··· Data for processing
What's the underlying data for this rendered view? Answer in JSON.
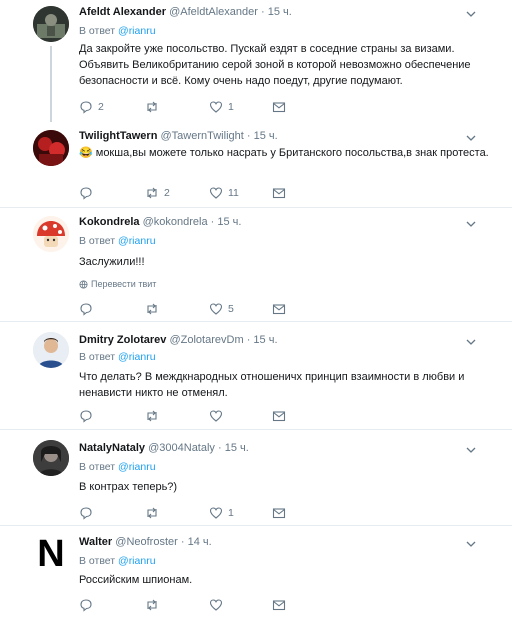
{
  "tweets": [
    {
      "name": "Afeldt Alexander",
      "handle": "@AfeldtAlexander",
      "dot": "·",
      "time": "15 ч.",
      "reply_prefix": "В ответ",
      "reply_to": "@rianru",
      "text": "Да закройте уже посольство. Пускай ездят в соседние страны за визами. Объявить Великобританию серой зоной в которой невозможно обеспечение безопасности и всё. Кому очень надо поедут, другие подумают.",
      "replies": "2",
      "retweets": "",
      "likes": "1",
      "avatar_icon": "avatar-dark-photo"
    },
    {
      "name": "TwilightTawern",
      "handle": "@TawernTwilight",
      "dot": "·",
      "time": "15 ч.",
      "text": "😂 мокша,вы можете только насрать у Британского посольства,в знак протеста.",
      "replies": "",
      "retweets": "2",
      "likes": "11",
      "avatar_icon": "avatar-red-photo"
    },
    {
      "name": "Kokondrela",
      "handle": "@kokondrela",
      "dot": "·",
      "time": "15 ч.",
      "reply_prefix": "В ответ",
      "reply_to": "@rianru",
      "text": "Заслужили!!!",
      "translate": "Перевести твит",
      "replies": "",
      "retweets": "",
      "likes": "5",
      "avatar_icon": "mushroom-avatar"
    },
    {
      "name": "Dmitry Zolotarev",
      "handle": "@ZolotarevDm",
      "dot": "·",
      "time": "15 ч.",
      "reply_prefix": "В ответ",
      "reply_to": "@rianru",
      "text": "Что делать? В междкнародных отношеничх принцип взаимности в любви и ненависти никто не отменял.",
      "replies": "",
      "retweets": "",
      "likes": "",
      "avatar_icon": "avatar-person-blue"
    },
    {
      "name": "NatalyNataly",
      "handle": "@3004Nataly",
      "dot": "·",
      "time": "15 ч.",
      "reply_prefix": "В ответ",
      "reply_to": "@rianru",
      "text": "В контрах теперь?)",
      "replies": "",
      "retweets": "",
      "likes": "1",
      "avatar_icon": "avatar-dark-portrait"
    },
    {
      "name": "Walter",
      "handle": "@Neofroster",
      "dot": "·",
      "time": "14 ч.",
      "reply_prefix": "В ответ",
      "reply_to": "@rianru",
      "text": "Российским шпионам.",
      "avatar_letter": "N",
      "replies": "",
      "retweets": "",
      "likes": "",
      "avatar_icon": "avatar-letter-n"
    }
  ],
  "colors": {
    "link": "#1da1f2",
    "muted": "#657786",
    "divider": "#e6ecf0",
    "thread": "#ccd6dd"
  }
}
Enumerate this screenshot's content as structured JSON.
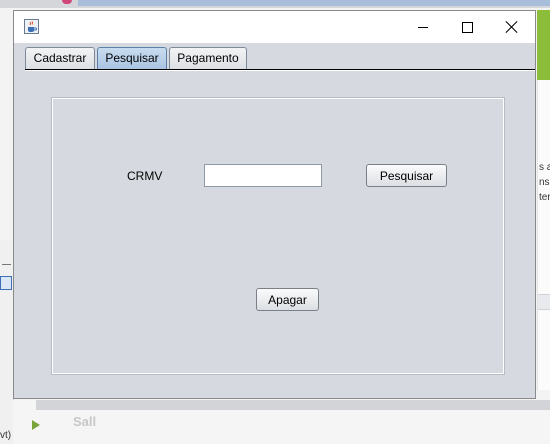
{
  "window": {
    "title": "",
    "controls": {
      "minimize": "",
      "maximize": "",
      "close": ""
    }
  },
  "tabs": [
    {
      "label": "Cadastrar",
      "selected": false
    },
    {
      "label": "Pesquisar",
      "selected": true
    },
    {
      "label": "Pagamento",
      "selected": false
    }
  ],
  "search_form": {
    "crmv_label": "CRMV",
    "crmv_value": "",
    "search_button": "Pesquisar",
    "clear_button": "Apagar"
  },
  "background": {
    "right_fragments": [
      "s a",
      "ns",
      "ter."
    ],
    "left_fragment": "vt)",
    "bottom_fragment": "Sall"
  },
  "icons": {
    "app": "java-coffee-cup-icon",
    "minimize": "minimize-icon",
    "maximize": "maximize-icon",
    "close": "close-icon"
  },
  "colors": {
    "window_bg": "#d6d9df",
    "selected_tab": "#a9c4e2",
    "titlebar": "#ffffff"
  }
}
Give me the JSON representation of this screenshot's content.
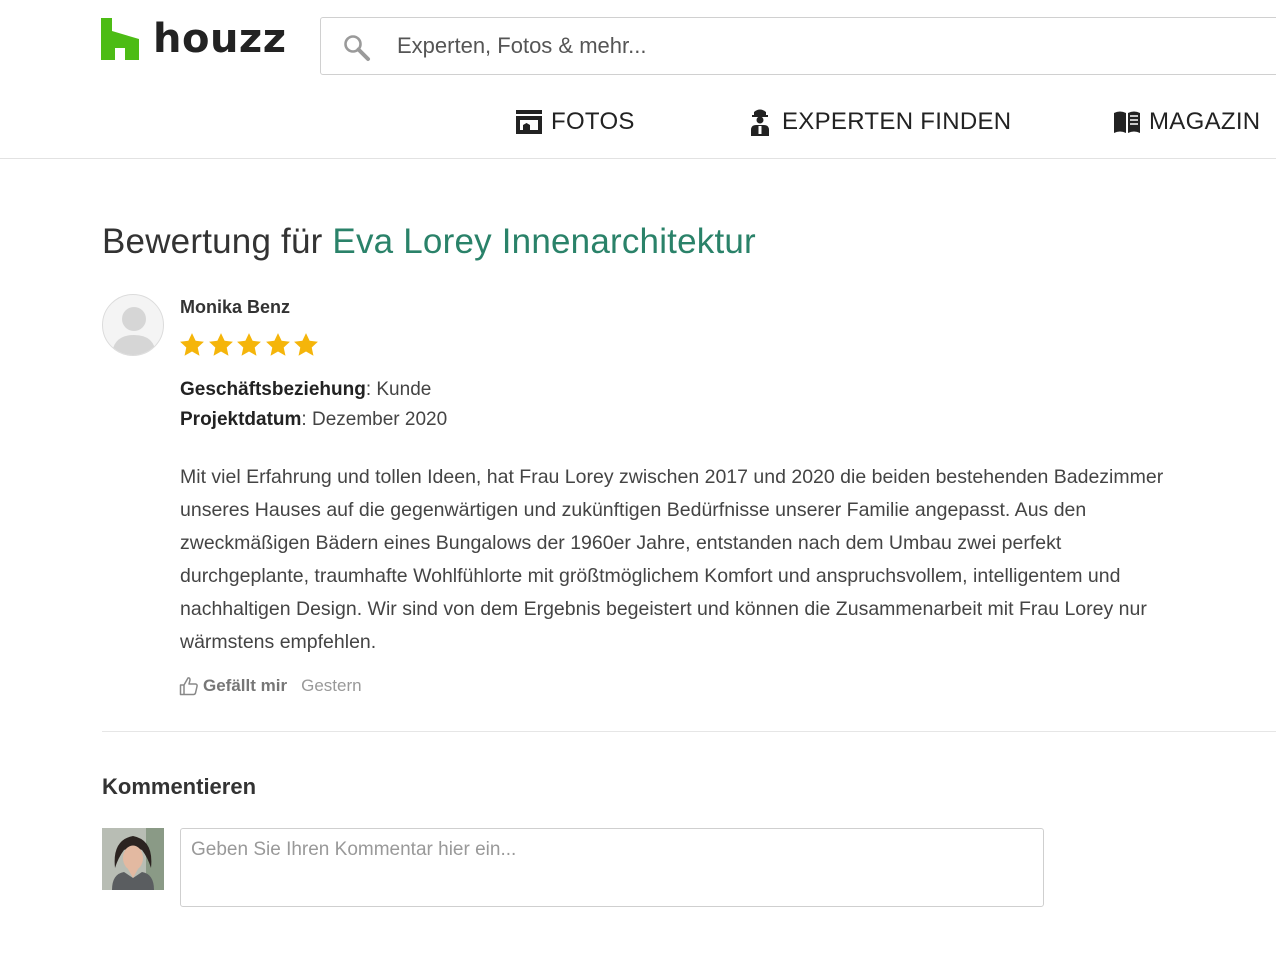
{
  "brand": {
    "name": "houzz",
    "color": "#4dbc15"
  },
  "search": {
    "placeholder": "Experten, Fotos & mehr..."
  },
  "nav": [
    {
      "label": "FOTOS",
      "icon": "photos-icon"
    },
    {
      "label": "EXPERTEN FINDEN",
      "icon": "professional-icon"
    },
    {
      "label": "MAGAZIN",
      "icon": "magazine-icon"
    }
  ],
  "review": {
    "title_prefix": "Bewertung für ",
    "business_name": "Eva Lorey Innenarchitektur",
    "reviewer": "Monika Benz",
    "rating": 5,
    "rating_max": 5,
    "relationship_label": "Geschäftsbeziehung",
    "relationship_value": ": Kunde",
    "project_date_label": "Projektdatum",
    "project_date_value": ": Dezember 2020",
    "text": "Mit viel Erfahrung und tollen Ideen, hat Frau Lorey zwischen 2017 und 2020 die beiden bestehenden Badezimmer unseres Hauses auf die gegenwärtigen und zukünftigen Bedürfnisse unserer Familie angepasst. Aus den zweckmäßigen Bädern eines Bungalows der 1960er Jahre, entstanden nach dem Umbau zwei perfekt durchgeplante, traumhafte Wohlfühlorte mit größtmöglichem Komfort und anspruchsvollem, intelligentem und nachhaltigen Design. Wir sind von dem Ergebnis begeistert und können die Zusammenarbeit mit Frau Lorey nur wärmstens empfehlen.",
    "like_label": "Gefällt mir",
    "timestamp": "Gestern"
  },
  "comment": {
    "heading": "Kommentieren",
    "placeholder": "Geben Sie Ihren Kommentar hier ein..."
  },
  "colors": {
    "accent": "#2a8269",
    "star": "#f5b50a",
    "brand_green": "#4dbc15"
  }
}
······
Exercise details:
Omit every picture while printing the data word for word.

Answer box:
What's the underlying data for this rendered view? Answer in JSON.
{
  "tweets": [
    {
      "name": "Afeldt Alexander",
      "handle": "@AfeldtAlexander",
      "dot": "·",
      "time": "15 ч.",
      "reply_prefix": "В ответ",
      "reply_to": "@rianru",
      "text": "Да закройте уже посольство. Пускай ездят в соседние страны за визами. Объявить Великобританию серой зоной в которой невозможно обеспечение безопасности и всё. Кому очень надо поедут, другие подумают.",
      "replies": "2",
      "retweets": "",
      "likes": "1",
      "avatar_icon": "avatar-dark-photo"
    },
    {
      "name": "TwilightTawern",
      "handle": "@TawernTwilight",
      "dot": "·",
      "time": "15 ч.",
      "text": "😂 мокша,вы можете только насрать у Британского посольства,в знак протеста.",
      "replies": "",
      "retweets": "2",
      "likes": "11",
      "avatar_icon": "avatar-red-photo"
    },
    {
      "name": "Kokondrela",
      "handle": "@kokondrela",
      "dot": "·",
      "time": "15 ч.",
      "reply_prefix": "В ответ",
      "reply_to": "@rianru",
      "text": "Заслужили!!!",
      "translate": "Перевести твит",
      "replies": "",
      "retweets": "",
      "likes": "5",
      "avatar_icon": "mushroom-avatar"
    },
    {
      "name": "Dmitry Zolotarev",
      "handle": "@ZolotarevDm",
      "dot": "·",
      "time": "15 ч.",
      "reply_prefix": "В ответ",
      "reply_to": "@rianru",
      "text": "Что делать? В междкнародных отношеничх принцип взаимности в любви и ненависти никто не отменял.",
      "replies": "",
      "retweets": "",
      "likes": "",
      "avatar_icon": "avatar-person-blue"
    },
    {
      "name": "NatalyNataly",
      "handle": "@3004Nataly",
      "dot": "·",
      "time": "15 ч.",
      "reply_prefix": "В ответ",
      "reply_to": "@rianru",
      "text": "В контрах теперь?)",
      "replies": "",
      "retweets": "",
      "likes": "1",
      "avatar_icon": "avatar-dark-portrait"
    },
    {
      "name": "Walter",
      "handle": "@Neofroster",
      "dot": "·",
      "time": "14 ч.",
      "reply_prefix": "В ответ",
      "reply_to": "@rianru",
      "text": "Российским шпионам.",
      "avatar_letter": "N",
      "replies": "",
      "retweets": "",
      "likes": "",
      "avatar_icon": "avatar-letter-n"
    }
  ],
  "colors": {
    "link": "#1da1f2",
    "muted": "#657786",
    "divider": "#e6ecf0",
    "thread": "#ccd6dd"
  }
}
Enumerate this screenshot's content as structured JSON.
{
  "window": {
    "title": "",
    "controls": {
      "minimize": "",
      "maximize": "",
      "close": ""
    }
  },
  "tabs": [
    {
      "label": "Cadastrar",
      "selected": false
    },
    {
      "label": "Pesquisar",
      "selected": true
    },
    {
      "label": "Pagamento",
      "selected": false
    }
  ],
  "search_form": {
    "crmv_label": "CRMV",
    "crmv_value": "",
    "search_button": "Pesquisar",
    "clear_button": "Apagar"
  },
  "background": {
    "right_fragments": [
      "s a",
      "ns",
      "ter."
    ],
    "left_fragment": "vt)",
    "bottom_fragment": "Sall"
  },
  "icons": {
    "app": "java-coffee-cup-icon",
    "minimize": "minimize-icon",
    "maximize": "maximize-icon",
    "close": "close-icon"
  },
  "colors": {
    "window_bg": "#d6d9df",
    "selected_tab": "#a9c4e2",
    "titlebar": "#ffffff"
  }
}
Give me the JSON representation of this screenshot's content.
{
  "brand": {
    "name": "houzz",
    "color": "#4dbc15"
  },
  "search": {
    "placeholder": "Experten, Fotos & mehr..."
  },
  "nav": [
    {
      "label": "FOTOS",
      "icon": "photos-icon"
    },
    {
      "label": "EXPERTEN FINDEN",
      "icon": "professional-icon"
    },
    {
      "label": "MAGAZIN",
      "icon": "magazine-icon"
    }
  ],
  "review": {
    "title_prefix": "Bewertung für ",
    "business_name": "Eva Lorey Innenarchitektur",
    "reviewer": "Monika Benz",
    "rating": 5,
    "rating_max": 5,
    "relationship_label": "Geschäftsbeziehung",
    "relationship_value": ": Kunde",
    "project_date_label": "Projektdatum",
    "project_date_value": ": Dezember 2020",
    "text": "Mit viel Erfahrung und tollen Ideen, hat Frau Lorey zwischen 2017 und 2020 die beiden bestehenden Badezimmer unseres Hauses auf die gegenwärtigen und zukünftigen Bedürfnisse unserer Familie angepasst. Aus den zweckmäßigen Bädern eines Bungalows der 1960er Jahre, entstanden nach dem Umbau zwei perfekt durchgeplante, traumhafte Wohlfühlorte mit größtmöglichem Komfort und anspruchsvollem, intelligentem und nachhaltigen Design. Wir sind von dem Ergebnis begeistert und können die Zusammenarbeit mit Frau Lorey nur wärmstens empfehlen.",
    "like_label": "Gefällt mir",
    "timestamp": "Gestern"
  },
  "comment": {
    "heading": "Kommentieren",
    "placeholder": "Geben Sie Ihren Kommentar hier ein..."
  },
  "colors": {
    "accent": "#2a8269",
    "star": "#f5b50a",
    "brand_green": "#4dbc15"
  }
}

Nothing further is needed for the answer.